> WHAT YOU WILL DO
Report each line from the listing that the string "highlight" appears in.

> RECORDS SUPPLIED

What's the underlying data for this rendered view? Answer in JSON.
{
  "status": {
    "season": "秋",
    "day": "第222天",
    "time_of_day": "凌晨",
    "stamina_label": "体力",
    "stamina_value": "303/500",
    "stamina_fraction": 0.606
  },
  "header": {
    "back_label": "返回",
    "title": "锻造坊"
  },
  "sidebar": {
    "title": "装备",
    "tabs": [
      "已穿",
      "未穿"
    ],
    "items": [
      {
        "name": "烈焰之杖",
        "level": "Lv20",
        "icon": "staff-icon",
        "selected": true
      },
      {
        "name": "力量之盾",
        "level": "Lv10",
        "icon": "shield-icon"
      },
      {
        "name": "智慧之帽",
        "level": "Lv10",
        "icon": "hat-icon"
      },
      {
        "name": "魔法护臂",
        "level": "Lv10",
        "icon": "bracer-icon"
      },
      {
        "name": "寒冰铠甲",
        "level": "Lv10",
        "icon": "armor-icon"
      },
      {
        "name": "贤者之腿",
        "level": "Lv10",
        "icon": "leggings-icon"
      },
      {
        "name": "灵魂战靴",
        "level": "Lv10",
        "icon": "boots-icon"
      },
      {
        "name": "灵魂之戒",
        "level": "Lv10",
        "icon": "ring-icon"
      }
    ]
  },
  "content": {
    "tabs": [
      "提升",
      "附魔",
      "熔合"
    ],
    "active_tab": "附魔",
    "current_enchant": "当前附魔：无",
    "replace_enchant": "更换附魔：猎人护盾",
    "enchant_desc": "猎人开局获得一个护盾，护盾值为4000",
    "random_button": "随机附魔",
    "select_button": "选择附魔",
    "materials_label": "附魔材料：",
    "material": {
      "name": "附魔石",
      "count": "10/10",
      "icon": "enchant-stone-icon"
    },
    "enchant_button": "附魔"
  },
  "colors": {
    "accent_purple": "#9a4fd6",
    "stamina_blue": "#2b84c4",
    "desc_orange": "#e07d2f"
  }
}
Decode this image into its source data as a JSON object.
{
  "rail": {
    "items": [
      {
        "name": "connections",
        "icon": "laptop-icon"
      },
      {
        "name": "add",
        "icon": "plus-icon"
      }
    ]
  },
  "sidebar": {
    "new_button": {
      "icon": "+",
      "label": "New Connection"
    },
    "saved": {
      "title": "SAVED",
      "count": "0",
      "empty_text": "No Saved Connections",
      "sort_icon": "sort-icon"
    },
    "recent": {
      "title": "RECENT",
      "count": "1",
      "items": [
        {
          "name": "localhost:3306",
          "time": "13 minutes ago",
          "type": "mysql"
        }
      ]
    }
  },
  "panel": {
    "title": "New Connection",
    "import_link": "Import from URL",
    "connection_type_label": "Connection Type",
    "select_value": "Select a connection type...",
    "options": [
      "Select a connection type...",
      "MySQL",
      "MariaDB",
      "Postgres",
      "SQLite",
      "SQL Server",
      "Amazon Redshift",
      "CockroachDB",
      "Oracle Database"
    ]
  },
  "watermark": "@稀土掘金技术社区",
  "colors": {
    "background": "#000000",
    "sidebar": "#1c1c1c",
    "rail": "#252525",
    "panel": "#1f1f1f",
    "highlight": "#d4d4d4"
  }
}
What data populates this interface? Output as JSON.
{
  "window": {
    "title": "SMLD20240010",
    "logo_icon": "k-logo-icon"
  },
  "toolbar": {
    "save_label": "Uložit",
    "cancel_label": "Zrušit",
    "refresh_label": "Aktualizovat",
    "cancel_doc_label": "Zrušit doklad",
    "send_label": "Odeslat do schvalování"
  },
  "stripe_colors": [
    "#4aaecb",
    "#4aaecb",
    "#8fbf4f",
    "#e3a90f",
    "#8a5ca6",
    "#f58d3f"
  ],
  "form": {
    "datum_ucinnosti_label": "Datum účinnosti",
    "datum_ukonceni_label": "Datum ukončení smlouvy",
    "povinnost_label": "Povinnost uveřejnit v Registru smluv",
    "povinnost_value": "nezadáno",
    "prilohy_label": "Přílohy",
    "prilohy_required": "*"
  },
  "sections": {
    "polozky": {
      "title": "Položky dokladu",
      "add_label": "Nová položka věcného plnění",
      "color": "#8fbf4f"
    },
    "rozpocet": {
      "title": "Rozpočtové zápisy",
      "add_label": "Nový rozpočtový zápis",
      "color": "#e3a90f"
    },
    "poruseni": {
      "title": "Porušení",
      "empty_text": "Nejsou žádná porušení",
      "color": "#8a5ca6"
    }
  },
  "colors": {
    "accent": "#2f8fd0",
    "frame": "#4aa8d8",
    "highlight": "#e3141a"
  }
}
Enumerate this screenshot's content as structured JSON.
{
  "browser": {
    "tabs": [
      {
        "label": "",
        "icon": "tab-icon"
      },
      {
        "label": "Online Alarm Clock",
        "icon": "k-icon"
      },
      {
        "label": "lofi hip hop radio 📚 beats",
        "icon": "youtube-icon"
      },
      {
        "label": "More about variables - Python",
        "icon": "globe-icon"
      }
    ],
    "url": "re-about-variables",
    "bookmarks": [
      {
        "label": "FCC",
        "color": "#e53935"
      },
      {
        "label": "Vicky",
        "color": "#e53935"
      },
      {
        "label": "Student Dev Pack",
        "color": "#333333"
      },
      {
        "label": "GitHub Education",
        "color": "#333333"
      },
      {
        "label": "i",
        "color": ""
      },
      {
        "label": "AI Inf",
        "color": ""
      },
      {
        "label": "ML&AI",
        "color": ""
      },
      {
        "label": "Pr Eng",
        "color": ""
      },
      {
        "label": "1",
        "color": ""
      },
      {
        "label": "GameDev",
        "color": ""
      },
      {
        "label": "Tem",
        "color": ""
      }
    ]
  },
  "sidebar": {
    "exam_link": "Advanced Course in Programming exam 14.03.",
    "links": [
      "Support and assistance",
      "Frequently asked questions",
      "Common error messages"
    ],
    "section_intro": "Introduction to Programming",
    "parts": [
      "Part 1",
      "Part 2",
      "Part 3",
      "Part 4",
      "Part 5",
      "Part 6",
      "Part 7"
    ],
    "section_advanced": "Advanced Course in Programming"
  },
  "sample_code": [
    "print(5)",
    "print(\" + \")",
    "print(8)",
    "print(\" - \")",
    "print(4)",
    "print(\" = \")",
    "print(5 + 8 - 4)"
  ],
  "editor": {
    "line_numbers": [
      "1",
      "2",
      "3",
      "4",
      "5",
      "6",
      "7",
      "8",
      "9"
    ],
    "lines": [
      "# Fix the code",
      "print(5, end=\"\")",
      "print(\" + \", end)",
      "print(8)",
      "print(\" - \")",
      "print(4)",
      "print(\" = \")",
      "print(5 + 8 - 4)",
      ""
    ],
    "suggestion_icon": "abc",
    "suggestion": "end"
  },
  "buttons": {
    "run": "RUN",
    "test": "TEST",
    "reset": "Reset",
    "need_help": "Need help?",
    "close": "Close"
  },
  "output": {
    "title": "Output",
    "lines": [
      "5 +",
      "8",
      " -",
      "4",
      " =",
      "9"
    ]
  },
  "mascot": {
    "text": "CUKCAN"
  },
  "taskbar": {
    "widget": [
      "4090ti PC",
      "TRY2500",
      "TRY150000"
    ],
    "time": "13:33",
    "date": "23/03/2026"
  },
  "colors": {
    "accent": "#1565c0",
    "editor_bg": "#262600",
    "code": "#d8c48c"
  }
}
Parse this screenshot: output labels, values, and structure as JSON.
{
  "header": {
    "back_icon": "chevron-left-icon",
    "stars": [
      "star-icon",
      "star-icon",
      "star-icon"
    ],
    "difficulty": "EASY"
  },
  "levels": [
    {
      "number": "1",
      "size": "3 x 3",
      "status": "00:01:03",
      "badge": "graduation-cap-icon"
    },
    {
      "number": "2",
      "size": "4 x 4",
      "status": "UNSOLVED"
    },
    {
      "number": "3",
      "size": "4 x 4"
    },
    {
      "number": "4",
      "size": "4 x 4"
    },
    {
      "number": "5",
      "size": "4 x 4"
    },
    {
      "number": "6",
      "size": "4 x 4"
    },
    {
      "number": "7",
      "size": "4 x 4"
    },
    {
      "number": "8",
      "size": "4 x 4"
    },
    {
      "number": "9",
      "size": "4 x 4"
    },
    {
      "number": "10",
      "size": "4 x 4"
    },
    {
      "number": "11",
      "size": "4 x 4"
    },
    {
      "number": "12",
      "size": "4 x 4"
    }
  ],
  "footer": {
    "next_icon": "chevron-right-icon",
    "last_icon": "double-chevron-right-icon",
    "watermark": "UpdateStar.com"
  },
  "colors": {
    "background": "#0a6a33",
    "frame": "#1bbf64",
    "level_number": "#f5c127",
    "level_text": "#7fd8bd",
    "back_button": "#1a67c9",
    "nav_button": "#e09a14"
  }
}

> FINISHED EXERCISE
    "highlight": "#d4d4d4"
    "highlight": "#e3141a"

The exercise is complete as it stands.